# [Exercise instructions]
Filter these entries, keeping only lines that hold the word "کتاب".

App and web page records
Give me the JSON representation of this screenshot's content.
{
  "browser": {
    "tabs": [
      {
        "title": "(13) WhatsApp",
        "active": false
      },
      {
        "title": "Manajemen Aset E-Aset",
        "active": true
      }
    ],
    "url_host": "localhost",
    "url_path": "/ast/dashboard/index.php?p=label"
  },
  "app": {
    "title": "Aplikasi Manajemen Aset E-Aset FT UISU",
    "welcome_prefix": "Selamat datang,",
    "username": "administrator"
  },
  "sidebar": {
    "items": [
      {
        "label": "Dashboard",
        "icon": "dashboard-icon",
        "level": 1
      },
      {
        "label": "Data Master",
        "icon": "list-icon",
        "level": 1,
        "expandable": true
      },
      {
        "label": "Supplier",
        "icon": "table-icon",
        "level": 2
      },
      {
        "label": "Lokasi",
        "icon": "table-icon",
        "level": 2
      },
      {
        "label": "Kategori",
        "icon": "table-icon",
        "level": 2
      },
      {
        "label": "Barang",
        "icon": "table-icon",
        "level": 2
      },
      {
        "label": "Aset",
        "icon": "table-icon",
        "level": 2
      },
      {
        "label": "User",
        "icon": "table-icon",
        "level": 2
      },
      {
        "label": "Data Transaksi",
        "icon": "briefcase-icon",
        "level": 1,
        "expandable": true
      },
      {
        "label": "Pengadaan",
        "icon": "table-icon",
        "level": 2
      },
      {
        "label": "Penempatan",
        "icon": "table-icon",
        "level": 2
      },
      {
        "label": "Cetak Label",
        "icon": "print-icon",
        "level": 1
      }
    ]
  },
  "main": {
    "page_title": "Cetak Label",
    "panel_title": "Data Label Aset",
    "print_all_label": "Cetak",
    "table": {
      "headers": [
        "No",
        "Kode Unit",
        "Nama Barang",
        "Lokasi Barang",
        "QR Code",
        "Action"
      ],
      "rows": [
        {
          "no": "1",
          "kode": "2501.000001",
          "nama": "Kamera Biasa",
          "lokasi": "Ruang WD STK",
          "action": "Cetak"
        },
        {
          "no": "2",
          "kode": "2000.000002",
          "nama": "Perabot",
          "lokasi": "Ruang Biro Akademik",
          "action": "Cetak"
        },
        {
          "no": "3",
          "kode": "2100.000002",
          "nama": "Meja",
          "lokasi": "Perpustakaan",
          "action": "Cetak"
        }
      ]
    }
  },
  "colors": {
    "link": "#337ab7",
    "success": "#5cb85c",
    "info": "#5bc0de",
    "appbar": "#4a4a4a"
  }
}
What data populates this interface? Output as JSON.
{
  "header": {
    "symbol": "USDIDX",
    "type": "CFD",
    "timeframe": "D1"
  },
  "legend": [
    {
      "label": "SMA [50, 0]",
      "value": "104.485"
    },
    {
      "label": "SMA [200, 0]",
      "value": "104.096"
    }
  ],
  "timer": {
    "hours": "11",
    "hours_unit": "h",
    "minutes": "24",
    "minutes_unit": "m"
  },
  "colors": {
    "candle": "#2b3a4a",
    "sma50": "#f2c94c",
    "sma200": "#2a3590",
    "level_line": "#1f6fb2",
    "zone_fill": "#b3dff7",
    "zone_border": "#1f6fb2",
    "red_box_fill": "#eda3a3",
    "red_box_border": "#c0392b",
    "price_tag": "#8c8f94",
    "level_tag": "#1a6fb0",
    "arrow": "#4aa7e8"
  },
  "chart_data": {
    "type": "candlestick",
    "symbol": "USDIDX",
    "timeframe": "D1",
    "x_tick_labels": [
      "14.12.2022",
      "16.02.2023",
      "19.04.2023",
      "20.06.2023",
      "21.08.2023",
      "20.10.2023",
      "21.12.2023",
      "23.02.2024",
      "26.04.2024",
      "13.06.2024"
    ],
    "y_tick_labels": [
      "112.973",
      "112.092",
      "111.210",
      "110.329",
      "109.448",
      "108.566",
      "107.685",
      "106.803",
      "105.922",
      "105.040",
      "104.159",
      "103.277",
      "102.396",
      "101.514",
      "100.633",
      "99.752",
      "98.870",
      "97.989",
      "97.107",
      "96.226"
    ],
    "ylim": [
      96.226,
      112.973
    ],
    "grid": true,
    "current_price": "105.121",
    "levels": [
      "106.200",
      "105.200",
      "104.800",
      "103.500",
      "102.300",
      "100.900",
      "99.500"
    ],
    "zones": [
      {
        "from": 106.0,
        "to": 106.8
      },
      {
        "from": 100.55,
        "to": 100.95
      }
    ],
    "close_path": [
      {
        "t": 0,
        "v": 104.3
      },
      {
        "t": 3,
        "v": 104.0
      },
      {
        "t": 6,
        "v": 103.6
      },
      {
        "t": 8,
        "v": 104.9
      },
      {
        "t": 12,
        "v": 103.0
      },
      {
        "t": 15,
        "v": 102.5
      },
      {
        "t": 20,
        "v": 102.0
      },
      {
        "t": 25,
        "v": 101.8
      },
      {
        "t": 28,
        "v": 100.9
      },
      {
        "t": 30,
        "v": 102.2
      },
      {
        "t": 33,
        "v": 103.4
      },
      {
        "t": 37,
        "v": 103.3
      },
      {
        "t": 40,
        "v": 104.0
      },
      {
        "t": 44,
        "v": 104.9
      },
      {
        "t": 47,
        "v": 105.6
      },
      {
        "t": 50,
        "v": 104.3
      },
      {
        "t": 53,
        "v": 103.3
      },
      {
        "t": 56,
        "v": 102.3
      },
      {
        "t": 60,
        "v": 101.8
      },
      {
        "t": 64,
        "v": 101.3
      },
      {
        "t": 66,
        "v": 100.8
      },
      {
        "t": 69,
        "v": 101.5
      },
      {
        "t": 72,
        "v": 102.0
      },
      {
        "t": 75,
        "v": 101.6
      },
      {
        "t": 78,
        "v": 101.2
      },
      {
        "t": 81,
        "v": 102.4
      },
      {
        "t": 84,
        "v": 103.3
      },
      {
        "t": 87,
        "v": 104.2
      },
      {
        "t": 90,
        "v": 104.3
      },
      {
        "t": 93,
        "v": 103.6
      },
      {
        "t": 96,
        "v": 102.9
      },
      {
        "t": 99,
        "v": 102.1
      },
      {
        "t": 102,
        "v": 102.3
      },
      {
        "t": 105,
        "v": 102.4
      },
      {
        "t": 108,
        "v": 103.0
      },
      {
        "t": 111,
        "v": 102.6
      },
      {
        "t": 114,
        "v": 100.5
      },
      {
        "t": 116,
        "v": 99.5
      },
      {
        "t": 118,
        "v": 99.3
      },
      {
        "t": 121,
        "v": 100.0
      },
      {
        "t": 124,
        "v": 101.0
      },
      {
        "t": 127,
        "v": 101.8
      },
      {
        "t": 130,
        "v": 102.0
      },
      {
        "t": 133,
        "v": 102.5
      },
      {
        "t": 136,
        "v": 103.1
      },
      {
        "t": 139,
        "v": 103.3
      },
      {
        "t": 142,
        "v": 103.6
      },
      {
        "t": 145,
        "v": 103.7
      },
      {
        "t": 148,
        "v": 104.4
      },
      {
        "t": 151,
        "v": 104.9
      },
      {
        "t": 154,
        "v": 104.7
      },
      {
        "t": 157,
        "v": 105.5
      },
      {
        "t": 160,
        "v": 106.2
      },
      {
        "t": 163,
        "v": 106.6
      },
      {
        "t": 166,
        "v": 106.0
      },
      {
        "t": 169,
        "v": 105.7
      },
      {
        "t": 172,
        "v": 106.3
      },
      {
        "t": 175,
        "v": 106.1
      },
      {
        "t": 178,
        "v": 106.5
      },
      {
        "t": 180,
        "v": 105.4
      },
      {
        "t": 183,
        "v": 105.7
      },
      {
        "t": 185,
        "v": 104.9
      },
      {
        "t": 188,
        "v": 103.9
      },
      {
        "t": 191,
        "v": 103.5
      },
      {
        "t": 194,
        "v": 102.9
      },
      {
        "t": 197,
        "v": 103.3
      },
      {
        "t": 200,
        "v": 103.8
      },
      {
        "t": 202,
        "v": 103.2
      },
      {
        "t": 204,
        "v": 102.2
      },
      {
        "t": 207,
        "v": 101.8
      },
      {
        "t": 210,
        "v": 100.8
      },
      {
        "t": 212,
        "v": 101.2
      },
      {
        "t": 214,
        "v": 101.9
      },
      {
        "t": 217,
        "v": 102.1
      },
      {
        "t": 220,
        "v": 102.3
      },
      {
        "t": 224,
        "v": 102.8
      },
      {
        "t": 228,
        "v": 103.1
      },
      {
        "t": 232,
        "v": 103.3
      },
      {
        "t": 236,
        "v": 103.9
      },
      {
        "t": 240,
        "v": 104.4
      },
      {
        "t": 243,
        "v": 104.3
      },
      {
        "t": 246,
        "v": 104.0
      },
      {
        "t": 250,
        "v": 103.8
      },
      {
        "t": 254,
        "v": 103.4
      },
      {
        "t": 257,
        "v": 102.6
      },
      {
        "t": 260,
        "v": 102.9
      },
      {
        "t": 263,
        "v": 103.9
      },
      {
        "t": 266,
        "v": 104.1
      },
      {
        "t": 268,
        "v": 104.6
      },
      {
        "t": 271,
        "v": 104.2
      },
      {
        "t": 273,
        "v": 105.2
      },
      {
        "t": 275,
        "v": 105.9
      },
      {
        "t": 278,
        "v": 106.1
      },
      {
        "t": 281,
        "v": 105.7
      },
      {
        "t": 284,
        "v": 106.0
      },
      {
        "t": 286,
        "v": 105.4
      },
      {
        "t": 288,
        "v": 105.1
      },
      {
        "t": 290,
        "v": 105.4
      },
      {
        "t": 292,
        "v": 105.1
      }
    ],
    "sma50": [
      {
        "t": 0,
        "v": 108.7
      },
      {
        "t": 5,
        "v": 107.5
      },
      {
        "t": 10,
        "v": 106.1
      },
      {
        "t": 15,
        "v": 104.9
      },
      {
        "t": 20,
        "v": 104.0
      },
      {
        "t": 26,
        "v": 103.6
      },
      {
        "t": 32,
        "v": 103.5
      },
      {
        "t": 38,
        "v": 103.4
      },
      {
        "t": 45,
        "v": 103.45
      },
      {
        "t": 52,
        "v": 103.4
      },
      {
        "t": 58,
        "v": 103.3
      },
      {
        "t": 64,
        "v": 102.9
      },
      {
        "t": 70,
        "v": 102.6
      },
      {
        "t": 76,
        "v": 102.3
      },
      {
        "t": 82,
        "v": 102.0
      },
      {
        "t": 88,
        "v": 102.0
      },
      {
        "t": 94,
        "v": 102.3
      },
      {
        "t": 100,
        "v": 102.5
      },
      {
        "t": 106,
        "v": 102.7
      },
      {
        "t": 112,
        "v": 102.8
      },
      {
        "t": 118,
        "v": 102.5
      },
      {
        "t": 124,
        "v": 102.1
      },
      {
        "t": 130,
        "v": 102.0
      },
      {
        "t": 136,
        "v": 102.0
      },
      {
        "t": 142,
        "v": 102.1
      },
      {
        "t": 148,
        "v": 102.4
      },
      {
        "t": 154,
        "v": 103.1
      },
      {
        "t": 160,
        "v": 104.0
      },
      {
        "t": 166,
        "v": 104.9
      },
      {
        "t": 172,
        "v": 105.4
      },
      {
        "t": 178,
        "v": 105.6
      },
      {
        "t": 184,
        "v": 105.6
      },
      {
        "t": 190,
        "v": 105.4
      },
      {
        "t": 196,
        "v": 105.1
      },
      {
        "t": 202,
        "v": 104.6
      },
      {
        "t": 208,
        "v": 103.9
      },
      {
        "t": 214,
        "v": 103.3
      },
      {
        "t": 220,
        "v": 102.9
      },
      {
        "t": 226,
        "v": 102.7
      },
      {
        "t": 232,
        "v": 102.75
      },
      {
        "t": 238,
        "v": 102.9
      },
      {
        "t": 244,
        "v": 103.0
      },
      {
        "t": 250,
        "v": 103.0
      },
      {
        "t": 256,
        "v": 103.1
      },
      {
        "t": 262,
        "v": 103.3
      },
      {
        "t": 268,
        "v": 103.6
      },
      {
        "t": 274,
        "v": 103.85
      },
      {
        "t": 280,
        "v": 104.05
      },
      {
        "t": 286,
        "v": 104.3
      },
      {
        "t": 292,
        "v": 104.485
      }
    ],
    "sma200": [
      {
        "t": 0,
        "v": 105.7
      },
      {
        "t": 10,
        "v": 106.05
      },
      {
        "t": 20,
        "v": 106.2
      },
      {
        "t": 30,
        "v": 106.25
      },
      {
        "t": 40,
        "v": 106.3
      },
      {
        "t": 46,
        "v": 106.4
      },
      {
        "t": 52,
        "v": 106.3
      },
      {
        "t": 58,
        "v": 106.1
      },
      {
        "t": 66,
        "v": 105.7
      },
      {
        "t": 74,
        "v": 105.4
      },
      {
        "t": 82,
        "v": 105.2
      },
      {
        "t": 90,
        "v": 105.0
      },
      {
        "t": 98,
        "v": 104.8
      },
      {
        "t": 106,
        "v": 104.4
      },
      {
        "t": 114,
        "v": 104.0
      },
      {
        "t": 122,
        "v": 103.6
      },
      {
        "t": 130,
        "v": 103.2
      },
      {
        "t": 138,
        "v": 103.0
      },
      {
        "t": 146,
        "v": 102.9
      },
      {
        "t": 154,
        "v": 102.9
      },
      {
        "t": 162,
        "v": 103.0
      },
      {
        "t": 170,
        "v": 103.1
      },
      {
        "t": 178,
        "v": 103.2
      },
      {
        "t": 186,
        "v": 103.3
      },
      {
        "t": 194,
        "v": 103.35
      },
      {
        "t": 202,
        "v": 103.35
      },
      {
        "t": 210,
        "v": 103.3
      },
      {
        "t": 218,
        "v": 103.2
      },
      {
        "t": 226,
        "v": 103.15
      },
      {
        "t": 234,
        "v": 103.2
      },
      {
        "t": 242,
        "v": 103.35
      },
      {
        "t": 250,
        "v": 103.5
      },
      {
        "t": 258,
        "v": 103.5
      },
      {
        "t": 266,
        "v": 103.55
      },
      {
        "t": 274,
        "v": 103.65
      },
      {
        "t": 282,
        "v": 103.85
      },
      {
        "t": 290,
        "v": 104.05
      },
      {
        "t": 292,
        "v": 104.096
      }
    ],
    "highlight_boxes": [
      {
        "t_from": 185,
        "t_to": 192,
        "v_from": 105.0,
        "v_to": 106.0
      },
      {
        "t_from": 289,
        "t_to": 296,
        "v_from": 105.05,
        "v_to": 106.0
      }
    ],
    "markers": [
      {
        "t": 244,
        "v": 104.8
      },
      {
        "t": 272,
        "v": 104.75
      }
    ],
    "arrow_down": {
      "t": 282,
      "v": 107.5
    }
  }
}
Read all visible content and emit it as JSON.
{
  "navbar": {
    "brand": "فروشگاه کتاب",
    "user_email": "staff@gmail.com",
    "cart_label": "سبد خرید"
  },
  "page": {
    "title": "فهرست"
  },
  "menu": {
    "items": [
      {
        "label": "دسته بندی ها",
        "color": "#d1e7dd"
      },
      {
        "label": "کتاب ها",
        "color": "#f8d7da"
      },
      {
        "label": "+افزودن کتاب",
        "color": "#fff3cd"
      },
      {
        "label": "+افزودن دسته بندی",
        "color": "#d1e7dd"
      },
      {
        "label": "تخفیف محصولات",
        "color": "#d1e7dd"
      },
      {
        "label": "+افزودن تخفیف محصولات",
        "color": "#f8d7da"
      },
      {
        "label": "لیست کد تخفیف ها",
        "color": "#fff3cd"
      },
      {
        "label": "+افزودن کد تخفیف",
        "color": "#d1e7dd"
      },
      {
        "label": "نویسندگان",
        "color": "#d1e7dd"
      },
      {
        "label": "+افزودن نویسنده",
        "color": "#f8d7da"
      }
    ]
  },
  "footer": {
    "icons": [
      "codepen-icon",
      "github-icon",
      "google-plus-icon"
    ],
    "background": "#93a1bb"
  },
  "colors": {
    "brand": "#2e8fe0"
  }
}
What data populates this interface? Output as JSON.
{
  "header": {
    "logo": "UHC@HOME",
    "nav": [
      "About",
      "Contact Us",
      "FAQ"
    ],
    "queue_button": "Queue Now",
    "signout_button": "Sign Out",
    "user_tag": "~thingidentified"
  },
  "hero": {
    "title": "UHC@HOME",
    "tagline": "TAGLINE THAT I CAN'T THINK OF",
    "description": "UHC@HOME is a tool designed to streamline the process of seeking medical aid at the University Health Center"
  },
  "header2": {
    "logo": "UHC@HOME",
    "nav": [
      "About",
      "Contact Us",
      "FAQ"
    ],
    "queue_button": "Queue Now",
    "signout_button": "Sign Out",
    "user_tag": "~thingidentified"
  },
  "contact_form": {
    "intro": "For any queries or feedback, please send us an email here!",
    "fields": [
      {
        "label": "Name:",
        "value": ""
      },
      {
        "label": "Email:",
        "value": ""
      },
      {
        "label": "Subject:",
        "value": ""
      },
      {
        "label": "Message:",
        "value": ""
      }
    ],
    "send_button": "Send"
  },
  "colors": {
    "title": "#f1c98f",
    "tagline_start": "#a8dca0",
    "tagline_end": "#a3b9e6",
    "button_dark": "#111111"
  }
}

# [Exercise answer]
    "brand": "فروشگاه کتاب",
        "label": "کتاب ها",
        "label": "+افزودن کتاب",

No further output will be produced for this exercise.